Cancer is life-threatening, but recovery is life-changing. The same chemo that once ruined your life will give you a new perspective of life. It will give you a renewed will to live! The worst part of enduring cancer is that you see each day as a curse. The best part of conquering it is that you will start treating each day as a blessing.

I did not survive, I conquered.

Cancer lost the battle against me because it originally planned to weaken me, but inadvertently made me stronger. It in fact helped me to realise the fighter within me. Not so many people have the courage to look at cancer in the eye and say catch me if you can!

Most people ask me what my secret is. How I keep on keeping on. Well, I realised that some things that we cannot change end up changing us so embrace the challenges of live as opportunities of self transformation. I believe God doesn’t give big battle to small soldiers.

If you are facing a huge problem, then it means you were born with the strength to overcome it. You just have to see it and use it! The extent of your vision is the boundary of your blessing. Cancer is tough, but I was tougher. I am a mountain mover, I am a table turner, I am a cancer victor.

I am surprised why some people call me disabled….Disability is not based on being physically complete. Disability is attitude because there are people with one eye, but can still see more than those with both. There are people with one leg, but they run the race of life, finish and win it. I for one can never be deterred from achieving my dreams. So be rest assured that if ever I involve myself in politics, I will be the president. If ever I become a priest, I will be the Pope!

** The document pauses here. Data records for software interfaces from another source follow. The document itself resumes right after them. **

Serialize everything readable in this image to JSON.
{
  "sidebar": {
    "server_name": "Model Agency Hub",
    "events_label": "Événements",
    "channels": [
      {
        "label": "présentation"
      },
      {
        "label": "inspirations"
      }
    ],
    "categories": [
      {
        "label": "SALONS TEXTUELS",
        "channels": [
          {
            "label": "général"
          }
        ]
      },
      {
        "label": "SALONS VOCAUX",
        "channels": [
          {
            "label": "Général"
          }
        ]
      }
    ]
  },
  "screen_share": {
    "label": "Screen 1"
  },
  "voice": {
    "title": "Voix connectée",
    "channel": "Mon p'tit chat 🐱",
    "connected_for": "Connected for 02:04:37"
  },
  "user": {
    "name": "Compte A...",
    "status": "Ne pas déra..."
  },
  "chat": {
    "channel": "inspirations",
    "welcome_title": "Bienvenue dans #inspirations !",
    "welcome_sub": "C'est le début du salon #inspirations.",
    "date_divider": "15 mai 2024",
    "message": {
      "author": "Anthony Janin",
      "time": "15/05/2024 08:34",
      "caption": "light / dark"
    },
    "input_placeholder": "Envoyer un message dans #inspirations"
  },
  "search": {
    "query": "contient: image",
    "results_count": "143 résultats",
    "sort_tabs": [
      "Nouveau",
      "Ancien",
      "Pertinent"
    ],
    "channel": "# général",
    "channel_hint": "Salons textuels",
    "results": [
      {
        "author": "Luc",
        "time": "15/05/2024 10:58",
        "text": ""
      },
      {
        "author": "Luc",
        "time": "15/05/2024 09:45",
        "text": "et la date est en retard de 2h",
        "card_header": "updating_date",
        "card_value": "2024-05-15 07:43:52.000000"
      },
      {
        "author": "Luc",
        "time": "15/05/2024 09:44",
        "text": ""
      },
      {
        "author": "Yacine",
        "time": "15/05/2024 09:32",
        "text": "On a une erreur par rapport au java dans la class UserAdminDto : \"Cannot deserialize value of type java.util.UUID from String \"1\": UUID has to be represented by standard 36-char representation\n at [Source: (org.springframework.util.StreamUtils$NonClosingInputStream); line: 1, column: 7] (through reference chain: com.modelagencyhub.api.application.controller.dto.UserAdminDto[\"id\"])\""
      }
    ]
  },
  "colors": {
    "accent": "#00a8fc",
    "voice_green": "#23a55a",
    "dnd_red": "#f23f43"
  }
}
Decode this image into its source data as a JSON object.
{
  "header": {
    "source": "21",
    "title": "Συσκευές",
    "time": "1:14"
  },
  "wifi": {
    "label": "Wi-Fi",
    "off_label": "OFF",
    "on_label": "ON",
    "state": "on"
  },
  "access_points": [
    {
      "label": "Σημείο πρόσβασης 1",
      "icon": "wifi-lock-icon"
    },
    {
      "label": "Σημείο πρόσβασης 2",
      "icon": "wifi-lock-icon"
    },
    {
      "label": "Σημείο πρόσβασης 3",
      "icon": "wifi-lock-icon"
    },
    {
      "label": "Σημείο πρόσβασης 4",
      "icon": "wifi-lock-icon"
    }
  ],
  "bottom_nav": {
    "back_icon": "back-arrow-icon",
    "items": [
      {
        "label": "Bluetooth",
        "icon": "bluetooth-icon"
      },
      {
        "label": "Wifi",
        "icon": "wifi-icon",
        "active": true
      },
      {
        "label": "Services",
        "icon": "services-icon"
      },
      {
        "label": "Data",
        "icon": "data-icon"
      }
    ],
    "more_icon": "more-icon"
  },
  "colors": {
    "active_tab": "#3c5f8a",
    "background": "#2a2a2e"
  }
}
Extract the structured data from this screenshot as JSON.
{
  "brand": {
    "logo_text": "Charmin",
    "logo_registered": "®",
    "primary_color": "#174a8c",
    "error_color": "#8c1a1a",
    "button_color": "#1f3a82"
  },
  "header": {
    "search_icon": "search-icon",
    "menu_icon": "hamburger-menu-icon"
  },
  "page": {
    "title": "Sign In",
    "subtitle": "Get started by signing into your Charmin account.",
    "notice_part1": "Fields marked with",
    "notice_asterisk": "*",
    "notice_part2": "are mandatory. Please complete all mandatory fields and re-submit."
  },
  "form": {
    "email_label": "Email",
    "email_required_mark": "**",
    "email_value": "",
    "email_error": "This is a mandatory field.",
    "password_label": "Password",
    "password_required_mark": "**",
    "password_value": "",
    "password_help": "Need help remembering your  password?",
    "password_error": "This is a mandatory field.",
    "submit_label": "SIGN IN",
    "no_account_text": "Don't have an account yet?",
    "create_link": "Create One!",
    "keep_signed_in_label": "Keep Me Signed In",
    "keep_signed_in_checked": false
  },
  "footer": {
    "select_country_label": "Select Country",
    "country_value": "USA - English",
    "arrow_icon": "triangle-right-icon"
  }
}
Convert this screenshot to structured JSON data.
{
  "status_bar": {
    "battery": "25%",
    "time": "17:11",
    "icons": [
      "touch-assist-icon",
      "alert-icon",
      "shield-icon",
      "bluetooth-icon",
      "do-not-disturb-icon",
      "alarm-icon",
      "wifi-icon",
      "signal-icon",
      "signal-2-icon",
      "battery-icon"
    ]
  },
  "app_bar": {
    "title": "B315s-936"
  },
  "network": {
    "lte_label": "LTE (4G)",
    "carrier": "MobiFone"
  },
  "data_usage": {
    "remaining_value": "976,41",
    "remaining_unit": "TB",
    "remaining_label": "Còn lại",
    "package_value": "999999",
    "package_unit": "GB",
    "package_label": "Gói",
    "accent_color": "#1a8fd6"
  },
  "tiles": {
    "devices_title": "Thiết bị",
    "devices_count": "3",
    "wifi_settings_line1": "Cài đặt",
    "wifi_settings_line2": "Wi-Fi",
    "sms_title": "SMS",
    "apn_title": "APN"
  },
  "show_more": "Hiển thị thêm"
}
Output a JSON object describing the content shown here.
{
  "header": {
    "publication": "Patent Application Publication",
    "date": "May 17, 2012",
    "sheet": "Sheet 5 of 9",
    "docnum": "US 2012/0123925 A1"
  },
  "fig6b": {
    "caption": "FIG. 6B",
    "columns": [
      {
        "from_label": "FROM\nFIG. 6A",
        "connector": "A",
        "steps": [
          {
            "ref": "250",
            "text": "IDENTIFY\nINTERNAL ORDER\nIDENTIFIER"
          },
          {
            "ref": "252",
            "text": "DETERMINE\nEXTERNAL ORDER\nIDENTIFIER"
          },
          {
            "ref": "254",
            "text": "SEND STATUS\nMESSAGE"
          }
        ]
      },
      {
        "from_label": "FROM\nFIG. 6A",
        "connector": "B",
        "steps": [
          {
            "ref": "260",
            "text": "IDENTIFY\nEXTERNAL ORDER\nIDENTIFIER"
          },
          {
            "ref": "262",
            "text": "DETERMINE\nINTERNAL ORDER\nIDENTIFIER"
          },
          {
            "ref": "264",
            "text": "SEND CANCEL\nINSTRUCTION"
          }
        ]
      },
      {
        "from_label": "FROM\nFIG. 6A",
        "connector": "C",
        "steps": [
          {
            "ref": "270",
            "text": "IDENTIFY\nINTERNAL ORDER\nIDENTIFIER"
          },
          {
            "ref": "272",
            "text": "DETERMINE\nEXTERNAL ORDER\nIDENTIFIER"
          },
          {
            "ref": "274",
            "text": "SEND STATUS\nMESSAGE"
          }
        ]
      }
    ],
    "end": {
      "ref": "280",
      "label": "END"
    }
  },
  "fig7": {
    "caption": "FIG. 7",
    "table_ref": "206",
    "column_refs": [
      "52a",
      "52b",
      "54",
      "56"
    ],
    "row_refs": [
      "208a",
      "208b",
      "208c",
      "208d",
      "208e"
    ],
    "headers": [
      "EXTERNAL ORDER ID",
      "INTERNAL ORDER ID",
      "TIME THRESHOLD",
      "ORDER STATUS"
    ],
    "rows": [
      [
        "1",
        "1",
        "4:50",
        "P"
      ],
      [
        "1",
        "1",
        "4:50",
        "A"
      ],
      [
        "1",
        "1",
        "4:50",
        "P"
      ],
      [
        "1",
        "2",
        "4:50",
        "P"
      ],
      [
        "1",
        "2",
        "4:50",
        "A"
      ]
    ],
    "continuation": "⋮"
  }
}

I would also like to thank God for my family. They stood by me throughout. My mother was my pillar of strength and I am grateful for that.

Defeat cancer
To those who are battling cancer, my advice is that no matter how dark the night may get, dawn must follow. No matter how painful the fight, cancer will go and you will live on. Gather all those shards of hope and develop the attitude of a fighter.

Dr Bernie Siegel found out that he could predict which of his cancer patients could go into remission by asking, “Do you want to live to be 100?”. Those with a deep sense of life purpose would answer “Yes!” And were the ones most likely to conquer. Cancer can defeat medicine, but it should never defeat your spirit. Grab cancer by the lapels and kick it .You have to fight through some bad days to earn the best days of your life.

With Michelle speaking victory at 16, all battling cancer must know that it can be defeated. The battle is for the strong-willed. If Michelle fought the battle and won, you too can win and join Michelle in looking back and saying, cancer cells you have no place in my life.

Michelle is available to speak to fighters and organisations. You can get in touch here with me for her mother’s contact details.